The vast majority of climate science indicates that in the next decade, we are likely approaching a so called ‘tipping point’, where, by the end of this century, atmospheric heating effects will ‘run away’, out of our control, and lead to a vastly different and much less hospitable world to live in for those who follow us.
It appears that we will need world wide political pressure, by every voter, everywhere, to effect the necessary changes we need, and rapidly reduce our reliance on oil, gas and coal, if we are to have any chance of keeping our world largely as it is today.
A friend of Greypath has just released a heartfelt video on the subject which you might care to have a look at and circulate elsewhere if you wish.. https://www.youtube.com/watch?v=6Unnnnc9F70
It will be of great interest to many Greypathers to see what this Royal Commission brings in to the light. I have visited many such aged care facilities and have yet to see anything like the matters that led to the commission being appointed. That said, if the recent investigations in to the banks and financial institutions are any guide, we are in for some most unpleasant findings. We seniors, as both voters and potential users of aged care services, and our seniors organizations, will need to be heard loudly when the time comes for action.
What would you wish for, if you still believed wishes came true?
For our Greypath seniors, apart for world peace, the lotto etc, it invariably seems to be wishing good things for others than ourselves.
So that’s what we at Greypath wish for all of you, a year of acceptance and contentment with where we are at, and that you can find happiness with the simple things we find along the way, in this grand adventure called life.
It is said that we are living 1 year more for every 5 years since 1900. Also recent and accelerating medical advances will provide us with an even longer and healthier old age.
That said, and despite an ‘unknowable’ future, it seem likely that we will need to work for many more years in the future, than we do today.
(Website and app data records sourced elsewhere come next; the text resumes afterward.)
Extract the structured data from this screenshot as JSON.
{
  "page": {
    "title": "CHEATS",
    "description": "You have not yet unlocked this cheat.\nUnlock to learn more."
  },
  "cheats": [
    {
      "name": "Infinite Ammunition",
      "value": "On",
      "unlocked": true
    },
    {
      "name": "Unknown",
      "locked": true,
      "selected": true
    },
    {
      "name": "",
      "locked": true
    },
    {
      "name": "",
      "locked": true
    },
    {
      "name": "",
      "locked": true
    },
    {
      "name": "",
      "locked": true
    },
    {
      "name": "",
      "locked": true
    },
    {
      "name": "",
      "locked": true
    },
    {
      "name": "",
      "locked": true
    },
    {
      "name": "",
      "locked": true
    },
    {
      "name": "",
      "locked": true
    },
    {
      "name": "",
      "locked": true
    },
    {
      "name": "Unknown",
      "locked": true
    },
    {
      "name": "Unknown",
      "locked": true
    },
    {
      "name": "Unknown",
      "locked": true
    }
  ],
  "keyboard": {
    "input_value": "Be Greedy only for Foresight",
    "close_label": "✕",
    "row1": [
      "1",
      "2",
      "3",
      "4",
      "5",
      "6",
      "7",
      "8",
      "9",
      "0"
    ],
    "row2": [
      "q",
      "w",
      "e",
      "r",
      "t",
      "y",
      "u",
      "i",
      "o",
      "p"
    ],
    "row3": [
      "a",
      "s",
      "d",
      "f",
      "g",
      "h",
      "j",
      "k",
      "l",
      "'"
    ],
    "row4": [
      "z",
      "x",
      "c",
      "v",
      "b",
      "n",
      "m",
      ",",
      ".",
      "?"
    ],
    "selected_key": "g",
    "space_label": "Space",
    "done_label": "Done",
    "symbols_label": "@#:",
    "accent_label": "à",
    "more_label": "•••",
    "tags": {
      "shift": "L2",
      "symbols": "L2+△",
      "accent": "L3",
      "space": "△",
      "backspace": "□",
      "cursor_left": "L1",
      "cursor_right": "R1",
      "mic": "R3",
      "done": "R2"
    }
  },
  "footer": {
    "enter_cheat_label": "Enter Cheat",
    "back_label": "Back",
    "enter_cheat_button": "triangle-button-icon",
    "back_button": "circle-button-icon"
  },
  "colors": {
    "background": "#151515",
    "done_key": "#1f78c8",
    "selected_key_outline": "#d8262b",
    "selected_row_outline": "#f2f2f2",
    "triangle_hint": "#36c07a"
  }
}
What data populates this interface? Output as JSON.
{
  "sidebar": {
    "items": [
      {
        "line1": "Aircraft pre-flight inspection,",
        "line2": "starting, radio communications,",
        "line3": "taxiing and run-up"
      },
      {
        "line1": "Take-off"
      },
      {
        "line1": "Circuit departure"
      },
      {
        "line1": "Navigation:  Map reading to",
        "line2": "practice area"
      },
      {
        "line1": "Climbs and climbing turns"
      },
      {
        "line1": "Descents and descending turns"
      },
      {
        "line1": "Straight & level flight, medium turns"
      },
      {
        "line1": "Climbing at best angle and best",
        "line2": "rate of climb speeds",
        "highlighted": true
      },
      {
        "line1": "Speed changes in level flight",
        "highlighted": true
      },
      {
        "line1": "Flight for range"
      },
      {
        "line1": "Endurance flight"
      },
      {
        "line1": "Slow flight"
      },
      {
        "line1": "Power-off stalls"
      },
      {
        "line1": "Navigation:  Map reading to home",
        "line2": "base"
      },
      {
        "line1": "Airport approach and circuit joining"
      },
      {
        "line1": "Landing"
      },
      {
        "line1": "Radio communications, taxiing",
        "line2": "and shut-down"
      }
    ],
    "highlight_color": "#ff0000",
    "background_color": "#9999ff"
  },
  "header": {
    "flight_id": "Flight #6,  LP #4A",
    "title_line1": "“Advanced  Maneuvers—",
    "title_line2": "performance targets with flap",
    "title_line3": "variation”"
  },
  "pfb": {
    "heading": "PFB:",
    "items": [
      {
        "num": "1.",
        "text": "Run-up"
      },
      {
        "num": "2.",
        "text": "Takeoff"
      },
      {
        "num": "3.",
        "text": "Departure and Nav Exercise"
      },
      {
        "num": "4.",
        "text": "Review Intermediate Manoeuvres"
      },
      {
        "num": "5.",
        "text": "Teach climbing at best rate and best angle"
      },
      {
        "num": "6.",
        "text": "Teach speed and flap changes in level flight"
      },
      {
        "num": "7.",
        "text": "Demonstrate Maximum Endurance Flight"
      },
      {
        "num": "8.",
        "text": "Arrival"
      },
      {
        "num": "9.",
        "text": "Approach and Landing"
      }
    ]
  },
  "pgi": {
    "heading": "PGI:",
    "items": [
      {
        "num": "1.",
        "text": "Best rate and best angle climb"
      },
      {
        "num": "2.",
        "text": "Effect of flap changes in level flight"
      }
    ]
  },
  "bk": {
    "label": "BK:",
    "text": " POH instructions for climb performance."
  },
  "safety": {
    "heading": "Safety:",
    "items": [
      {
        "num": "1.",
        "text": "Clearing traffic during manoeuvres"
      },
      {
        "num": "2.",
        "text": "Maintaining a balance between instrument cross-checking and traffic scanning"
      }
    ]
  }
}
That brings us to the thought, just how long, would one realistically wish to live, given good health, and a reasonable life style?
It seems that jobs are disappearing at an increasing rate. Not only going offshore, (such as call centres, heavy manufacturing and much IT development), but also due to automation. Unfortunately, as we live longer, and as a consequence of that new ageing profile, we seek pension support for longer. To achieve this support, we need to be creating more jobs at the tax payers end, rather than losing them!
Unless in some miraculous ways, technology comes to the rescue, we are in for a crunch time with significantly declining living standards, somewhere later this century.
While ‘thought bubble’ tactics such as reducing business tax, or changing the retirement age, are routinely floated, then, try as I might, I can find no overall national strategy that stands scrutiny, and which will give me any confidence that we will overcome the steadily rising threats to our well being in the years ahead.
A national non-partisan ‘future economy’ planning commission or other,may be worth considering.